Are you a new parent? Congratulations! You are now responsible for the health and well-being of a new baby.
Your baby relies on you for everything. Food, diapers and clothing — and these are just the start. With a new baby in your life, the changes can be overwhelming.
But now is the time to set up your newborn for consistent and comprehensive health care with a pediatrician or family doctor. Making preventive care a habit is one of the best things you can do for your child.
There are tests needed to gauge the health of your baby from the minute he or she is born. First comes the APGAR test to check the baby’s physical condition and see if urgent or emergency care is needed.
Babies most often get the APGAR test at one minute after they’re born, and again at five minutes after birth. The APGAR measures five factors with a score of 0, 1 or 2, adding up to 10 for the highest score. APGAR stands for:
Appearance (skin color)
Pulse (heart rate)
Grimace response (reflexes)
Activity (muscle tone)
Respiration (breathing rate and effort)
New parents should remember that the test is to help health workers gauge a newborn's immediate needs. It doesn’t determine a baby's long-term health, behavior, intellect or personality.
Many new babies and their mothers come home from the hospital 24 hours after the baby is born. And new moms and dads are often unsure about when to call the doctor.
Dr. Jerald Zarin, a pediatrician and Blue Cross and Blue Shield medical director, says it’s time to call the doctor if the baby:
- Has trouble breathing.
- Is crying a lot.
- Is not urinating.
- Has trouble with bowel movements.
- Has a fever (measured by rectal thermometer). For babies under 3 months old, call the doctor for rectal temperatures over 100.4. For babies over 3 months old, check with your doctor when the rectal temperature is over 102.
- Does anything that makes a first time parent feel uneasy.
Another change to be on the lookout for: many babies show signs of jaundice about two to five days after birth. Jaundice is a condition caused by the liver not processing bilirubin, a pigment in the bloodstream of newborns that needs to be flushed by the body after it is born.
Jaundice shows up as a yellowing of the skin and the whites of the eyes. This usually lasts about two weeks — or up to six weeks or so in breastfed babies — and then clears up on its own.
But jaundice doesn’t always go away by itself. High levels of bilirubin can lead to brain damage, hearing loss and other problems.
To check your baby, press your fingertip gently against your baby’s forehead or nose under natural or fluorescent light. Normal skin will turn white when pressed. But if skin looks yellowish, call your baby’s doctor. This skin test may not work as well for babies with darker skin.
Getting your baby’s health care plan in place is important.

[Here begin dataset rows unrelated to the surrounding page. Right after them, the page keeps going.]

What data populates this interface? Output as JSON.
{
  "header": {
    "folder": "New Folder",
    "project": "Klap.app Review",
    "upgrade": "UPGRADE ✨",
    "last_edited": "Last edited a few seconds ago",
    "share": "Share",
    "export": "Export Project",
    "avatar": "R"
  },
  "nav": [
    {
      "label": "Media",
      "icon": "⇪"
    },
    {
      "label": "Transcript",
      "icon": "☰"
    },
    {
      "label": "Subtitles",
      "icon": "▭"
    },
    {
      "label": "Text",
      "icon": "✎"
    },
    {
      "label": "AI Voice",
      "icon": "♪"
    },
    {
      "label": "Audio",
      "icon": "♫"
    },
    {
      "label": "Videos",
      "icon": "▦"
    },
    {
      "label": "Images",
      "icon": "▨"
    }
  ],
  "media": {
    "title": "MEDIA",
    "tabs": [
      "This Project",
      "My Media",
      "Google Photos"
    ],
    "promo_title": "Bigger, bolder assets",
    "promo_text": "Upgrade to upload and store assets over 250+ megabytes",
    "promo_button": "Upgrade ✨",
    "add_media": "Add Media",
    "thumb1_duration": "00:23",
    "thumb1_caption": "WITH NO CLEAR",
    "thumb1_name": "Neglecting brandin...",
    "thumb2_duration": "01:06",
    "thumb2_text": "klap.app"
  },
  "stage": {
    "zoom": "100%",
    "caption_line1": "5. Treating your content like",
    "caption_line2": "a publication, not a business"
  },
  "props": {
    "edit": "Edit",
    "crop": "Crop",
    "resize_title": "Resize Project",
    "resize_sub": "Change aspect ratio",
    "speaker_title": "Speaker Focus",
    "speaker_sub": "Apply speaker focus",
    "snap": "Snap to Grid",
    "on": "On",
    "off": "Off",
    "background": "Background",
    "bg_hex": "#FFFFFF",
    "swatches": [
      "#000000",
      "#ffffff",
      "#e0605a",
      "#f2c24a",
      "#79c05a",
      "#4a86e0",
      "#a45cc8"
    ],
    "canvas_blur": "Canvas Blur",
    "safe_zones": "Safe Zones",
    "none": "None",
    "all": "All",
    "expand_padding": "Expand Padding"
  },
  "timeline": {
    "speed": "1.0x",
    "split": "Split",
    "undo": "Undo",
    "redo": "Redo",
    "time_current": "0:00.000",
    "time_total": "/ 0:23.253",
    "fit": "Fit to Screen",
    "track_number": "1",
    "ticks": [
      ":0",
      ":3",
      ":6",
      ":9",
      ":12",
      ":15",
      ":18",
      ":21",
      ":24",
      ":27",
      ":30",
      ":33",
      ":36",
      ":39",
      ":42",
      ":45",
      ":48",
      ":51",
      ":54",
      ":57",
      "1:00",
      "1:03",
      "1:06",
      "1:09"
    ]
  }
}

Be sure to find a doctor who you feel comfortable with.
By sticking to regularly scheduled doctor visits and vaccines, you’re helping your baby get the right start for a healthy life.
For more information about staying healthy through preventive care, get our Wellness Guidelines. The guidelines are available for adults in English and Spanish and for children in English and Spanish.